Listening to employees’ needs and desires is crucial, because it allows you to redefine your company policies in light of their needs. As just mentioned, the needs of workers have changed profoundly, and work-life balance, today, is undoubtedly the element that employees give the most weight to. For this reason, ensuring flexibility at work and, for example, incentivizing smart working could be winning strategic solutions.

Monitoring should not only be “internal”: one of the most common mistakes when it comes to corporate culture is to close oneself “in a clam shell,” making oneself impervious to the (increasingly sudden) changes in the market and fossilizing oneself to one’s own principles and values, which, may not reflect the new needs and desires of society.


Corporate culture and business strategy

It should already be well understood to you, but it is worth repeating once again: there is (or, rather, should be) a very strong link between corporate culture and business strategy. The reason will become clearer to you in the next few lines.


Integration of corporate culture into business strategy

The foundations on which corporate culture rests are the company’s values and goals. Once the most representative values have been identified, they must necessarily be integrated into business practices and processes, sharing them with all stakeholders in the enterprise.

The corporate culture must be well-established so that necessary strategic changes can eventually be adopted without negative repercussions on the group. Not only that, a well-established corporate culture also makes it easier to overcome any difficult times through cohesion and unity of purpose among employees.

Still on the subject of business strategy, you need to consider another aspect: choosing some precise values and not others could create a rift in the market because there will be a segment of buyers who will mirror your corporate identity and others who, instead, will make other choices.


Corporate culture as a competitive advantage

In closing this guide, it is useful to bring to mind a concept that we only mentioned earlier but that relates perfectly to what has just been said: corporate culture, today, is the element that, probably more than any other, allows you to make yourself recognizable within a market that is increasingly leveled in terms of technological innovation. To put it in more practical terms, corporate culture is the differentiating element on which you must build your climb to success.

Nicola Zanetti

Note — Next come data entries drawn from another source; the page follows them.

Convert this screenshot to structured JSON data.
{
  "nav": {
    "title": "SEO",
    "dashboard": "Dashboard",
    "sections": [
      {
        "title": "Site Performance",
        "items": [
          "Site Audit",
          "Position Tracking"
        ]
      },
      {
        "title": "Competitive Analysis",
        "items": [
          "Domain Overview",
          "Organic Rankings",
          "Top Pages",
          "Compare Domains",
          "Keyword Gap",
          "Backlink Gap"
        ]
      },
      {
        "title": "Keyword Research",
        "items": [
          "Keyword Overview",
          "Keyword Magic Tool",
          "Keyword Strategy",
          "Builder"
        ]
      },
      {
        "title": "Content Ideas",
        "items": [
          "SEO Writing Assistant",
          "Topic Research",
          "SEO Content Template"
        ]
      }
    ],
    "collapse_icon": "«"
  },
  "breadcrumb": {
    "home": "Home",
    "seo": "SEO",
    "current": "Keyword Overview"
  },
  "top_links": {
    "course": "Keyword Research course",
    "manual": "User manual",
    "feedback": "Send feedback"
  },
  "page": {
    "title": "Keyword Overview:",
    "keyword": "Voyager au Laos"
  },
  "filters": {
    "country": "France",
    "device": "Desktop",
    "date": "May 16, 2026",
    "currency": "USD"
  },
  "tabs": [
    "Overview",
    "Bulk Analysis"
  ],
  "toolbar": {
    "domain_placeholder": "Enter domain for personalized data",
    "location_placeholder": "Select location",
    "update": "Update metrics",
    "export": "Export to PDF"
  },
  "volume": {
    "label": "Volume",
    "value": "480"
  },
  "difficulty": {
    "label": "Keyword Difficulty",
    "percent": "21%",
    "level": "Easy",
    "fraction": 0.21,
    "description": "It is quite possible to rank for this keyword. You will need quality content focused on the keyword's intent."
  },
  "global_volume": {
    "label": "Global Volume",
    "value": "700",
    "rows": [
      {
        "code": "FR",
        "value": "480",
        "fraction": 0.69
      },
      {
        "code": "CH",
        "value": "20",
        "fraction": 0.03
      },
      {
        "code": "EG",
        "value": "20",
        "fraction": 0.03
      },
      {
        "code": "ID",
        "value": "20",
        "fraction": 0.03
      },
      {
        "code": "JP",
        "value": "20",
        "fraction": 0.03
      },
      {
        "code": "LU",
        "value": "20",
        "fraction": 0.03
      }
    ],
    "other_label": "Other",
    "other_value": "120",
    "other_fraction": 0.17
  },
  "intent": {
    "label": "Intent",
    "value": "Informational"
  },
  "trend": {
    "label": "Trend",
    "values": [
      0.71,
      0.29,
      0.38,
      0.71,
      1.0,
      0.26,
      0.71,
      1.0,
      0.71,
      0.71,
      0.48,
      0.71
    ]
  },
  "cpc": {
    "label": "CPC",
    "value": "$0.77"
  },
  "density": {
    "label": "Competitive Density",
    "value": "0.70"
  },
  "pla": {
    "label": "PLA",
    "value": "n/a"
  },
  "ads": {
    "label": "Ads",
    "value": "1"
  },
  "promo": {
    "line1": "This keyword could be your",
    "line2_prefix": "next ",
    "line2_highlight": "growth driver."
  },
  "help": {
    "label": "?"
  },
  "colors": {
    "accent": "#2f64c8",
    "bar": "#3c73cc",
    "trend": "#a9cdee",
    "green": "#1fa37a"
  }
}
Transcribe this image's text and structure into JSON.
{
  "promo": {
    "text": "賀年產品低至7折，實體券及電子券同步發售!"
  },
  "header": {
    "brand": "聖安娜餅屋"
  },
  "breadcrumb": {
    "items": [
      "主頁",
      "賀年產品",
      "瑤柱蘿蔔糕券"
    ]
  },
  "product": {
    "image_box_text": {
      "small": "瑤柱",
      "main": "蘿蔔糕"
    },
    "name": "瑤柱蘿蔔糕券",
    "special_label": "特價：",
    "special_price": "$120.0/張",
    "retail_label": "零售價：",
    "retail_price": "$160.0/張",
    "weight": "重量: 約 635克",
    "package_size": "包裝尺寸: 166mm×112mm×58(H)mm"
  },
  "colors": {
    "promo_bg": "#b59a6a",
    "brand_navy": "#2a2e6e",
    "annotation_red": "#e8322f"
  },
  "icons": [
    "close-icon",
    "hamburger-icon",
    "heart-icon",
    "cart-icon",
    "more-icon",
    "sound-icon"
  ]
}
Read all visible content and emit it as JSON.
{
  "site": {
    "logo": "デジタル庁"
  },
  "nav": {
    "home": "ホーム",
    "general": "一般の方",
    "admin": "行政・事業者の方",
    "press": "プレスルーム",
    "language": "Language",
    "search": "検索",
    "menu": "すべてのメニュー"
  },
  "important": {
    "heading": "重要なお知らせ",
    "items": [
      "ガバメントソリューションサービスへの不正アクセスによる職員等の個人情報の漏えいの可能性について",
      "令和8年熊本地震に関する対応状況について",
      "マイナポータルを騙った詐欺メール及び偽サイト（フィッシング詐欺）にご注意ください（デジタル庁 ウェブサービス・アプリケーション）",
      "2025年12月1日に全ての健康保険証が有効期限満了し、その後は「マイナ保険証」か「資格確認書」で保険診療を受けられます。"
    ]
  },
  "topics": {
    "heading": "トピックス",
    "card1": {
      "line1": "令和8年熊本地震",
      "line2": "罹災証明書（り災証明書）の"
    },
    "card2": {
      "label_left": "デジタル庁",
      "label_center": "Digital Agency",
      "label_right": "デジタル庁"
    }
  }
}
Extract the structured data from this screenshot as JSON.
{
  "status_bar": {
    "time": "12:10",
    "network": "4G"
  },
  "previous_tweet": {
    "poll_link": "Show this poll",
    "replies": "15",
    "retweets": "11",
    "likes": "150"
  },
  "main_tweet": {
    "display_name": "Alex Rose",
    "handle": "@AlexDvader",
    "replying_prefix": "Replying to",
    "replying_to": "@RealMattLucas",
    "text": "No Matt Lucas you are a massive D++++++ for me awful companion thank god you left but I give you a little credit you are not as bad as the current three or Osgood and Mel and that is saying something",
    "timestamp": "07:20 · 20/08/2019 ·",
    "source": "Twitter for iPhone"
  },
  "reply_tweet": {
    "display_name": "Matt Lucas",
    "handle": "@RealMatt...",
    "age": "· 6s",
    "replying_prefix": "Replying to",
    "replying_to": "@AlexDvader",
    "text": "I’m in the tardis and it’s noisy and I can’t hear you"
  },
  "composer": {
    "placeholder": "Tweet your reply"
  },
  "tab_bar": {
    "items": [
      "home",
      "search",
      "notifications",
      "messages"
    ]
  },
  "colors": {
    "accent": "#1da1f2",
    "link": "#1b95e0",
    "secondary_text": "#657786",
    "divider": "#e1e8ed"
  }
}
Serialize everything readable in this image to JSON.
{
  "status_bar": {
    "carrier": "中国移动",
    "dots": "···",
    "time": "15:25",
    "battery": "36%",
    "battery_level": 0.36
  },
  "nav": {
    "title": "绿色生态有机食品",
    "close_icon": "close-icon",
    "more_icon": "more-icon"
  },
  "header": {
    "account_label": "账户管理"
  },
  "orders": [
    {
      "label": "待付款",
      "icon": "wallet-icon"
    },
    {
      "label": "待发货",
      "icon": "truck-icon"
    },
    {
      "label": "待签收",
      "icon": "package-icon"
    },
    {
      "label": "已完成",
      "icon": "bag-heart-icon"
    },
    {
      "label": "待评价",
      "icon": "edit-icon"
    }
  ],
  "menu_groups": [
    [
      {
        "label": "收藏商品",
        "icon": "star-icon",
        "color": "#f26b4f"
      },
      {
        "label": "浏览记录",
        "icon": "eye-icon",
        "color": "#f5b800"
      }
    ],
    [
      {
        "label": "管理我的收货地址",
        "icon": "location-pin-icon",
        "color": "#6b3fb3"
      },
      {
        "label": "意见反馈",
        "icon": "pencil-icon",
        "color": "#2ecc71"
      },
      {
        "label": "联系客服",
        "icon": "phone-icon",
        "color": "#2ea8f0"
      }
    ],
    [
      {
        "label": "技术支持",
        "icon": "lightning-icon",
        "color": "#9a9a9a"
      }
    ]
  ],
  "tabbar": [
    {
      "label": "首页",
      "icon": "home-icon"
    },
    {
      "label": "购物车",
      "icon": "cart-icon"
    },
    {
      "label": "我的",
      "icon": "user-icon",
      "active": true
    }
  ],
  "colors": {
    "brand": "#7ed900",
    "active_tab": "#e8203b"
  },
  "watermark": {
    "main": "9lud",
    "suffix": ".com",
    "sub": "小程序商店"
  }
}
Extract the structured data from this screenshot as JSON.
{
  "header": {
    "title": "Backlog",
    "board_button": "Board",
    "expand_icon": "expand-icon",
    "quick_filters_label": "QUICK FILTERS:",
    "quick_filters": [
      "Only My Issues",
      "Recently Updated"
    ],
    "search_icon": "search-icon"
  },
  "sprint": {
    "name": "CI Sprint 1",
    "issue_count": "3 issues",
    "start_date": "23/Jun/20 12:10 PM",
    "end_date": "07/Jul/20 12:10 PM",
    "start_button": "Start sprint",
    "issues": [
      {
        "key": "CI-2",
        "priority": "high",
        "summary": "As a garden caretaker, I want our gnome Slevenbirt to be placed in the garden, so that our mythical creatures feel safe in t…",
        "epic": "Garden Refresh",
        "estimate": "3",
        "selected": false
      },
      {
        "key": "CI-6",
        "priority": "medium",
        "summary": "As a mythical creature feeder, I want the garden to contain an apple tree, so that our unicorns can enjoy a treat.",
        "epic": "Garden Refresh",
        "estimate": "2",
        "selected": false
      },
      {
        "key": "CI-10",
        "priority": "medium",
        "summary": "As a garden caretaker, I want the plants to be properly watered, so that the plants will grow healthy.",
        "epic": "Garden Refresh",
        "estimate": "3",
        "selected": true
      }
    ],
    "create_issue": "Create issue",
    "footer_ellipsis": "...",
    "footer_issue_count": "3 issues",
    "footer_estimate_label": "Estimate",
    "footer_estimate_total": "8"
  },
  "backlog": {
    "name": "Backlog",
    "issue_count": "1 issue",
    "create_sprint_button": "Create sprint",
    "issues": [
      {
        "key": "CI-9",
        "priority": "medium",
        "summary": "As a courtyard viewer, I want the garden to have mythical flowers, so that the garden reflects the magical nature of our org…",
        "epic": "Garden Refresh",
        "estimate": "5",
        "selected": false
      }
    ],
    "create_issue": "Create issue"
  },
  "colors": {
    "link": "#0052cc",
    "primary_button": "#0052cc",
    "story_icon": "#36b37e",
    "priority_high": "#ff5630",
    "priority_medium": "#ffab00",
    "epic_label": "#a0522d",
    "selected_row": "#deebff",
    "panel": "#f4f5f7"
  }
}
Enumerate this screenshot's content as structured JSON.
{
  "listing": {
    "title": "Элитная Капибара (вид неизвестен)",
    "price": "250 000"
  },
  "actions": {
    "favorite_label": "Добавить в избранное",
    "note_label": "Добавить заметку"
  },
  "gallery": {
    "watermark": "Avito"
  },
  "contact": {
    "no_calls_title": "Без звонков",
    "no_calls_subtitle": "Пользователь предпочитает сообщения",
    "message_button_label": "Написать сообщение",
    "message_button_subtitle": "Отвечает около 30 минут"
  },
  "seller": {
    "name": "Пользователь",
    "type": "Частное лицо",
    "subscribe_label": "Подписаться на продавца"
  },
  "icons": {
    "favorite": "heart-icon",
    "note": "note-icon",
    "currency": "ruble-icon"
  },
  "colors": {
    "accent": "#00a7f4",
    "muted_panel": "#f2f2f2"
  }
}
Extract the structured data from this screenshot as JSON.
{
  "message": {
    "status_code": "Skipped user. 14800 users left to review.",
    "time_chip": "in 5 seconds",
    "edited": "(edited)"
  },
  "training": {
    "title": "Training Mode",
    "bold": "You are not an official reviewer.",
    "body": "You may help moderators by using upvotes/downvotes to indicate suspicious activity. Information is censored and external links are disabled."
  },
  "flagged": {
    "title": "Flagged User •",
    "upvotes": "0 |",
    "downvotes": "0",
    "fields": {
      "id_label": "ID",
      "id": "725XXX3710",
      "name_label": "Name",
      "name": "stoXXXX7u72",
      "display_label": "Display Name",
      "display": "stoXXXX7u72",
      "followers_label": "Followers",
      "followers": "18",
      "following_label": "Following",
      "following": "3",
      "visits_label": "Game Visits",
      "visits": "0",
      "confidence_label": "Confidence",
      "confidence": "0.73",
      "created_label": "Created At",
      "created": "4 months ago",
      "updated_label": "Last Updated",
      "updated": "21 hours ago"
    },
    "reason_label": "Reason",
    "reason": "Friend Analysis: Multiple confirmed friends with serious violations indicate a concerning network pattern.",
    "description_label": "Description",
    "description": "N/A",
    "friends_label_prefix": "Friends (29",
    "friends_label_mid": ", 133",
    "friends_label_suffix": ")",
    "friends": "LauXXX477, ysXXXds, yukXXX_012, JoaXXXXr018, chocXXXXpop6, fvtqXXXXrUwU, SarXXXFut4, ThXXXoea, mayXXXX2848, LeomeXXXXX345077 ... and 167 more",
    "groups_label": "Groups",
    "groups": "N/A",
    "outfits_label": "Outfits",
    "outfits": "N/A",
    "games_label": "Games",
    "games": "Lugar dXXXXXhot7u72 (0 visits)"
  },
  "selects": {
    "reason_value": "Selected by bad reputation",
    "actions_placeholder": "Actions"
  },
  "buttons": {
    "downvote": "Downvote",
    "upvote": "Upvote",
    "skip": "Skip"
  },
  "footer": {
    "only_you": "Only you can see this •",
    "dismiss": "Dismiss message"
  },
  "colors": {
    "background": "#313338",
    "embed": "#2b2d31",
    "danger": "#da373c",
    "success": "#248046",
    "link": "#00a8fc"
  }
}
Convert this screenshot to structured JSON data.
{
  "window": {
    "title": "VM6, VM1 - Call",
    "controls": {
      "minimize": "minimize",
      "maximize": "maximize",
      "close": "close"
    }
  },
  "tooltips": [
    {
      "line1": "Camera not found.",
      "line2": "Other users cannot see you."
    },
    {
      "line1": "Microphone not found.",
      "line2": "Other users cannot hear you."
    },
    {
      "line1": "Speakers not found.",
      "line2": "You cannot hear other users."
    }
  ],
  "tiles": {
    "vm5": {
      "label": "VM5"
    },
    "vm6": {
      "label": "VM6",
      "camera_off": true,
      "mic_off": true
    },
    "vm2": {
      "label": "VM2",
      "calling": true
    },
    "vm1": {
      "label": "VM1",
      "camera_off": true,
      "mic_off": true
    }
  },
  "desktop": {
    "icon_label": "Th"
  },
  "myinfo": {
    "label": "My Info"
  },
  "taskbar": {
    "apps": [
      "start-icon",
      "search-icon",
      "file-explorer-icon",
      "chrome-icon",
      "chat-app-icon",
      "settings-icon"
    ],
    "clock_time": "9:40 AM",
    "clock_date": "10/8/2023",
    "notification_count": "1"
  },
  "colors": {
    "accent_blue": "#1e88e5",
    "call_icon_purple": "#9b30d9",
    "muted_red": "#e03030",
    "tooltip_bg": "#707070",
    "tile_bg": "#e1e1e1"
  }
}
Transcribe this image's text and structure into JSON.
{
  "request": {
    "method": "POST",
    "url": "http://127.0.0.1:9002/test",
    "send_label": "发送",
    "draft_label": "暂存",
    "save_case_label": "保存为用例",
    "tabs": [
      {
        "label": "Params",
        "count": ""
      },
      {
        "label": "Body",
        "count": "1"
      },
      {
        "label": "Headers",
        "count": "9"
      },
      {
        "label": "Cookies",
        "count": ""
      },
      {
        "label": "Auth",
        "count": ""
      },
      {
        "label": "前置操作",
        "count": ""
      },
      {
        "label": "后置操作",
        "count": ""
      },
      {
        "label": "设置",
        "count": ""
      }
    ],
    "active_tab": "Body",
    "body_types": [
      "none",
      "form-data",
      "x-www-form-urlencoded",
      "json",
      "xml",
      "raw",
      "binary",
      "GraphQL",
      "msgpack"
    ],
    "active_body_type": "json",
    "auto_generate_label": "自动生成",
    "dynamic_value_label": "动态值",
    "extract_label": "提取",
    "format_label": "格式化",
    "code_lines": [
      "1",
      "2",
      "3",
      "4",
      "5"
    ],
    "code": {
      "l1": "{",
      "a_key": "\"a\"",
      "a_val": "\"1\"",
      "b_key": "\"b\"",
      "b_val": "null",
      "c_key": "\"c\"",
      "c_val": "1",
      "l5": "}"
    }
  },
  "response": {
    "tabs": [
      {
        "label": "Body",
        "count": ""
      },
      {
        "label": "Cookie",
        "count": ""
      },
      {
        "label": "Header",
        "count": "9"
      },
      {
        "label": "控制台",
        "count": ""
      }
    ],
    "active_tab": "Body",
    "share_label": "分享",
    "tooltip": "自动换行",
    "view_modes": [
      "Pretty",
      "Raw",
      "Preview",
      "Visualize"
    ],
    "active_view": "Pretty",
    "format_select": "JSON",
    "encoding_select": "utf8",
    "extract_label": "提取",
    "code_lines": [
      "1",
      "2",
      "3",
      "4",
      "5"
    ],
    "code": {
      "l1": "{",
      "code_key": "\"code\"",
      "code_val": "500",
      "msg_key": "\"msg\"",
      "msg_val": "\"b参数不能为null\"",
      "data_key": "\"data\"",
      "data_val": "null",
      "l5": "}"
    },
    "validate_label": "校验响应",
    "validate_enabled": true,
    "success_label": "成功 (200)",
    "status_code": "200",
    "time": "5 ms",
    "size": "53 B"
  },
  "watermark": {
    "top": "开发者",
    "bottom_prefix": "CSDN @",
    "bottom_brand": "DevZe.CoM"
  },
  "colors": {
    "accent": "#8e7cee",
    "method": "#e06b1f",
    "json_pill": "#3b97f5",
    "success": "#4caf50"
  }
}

Founder B-PlanNow® | Startup mentor | Startup consulting & marketing strategist | Leading startup to scaleup | Private angel investor | Ecommerce Manager | Professional trainer | Book writer

Post a Comment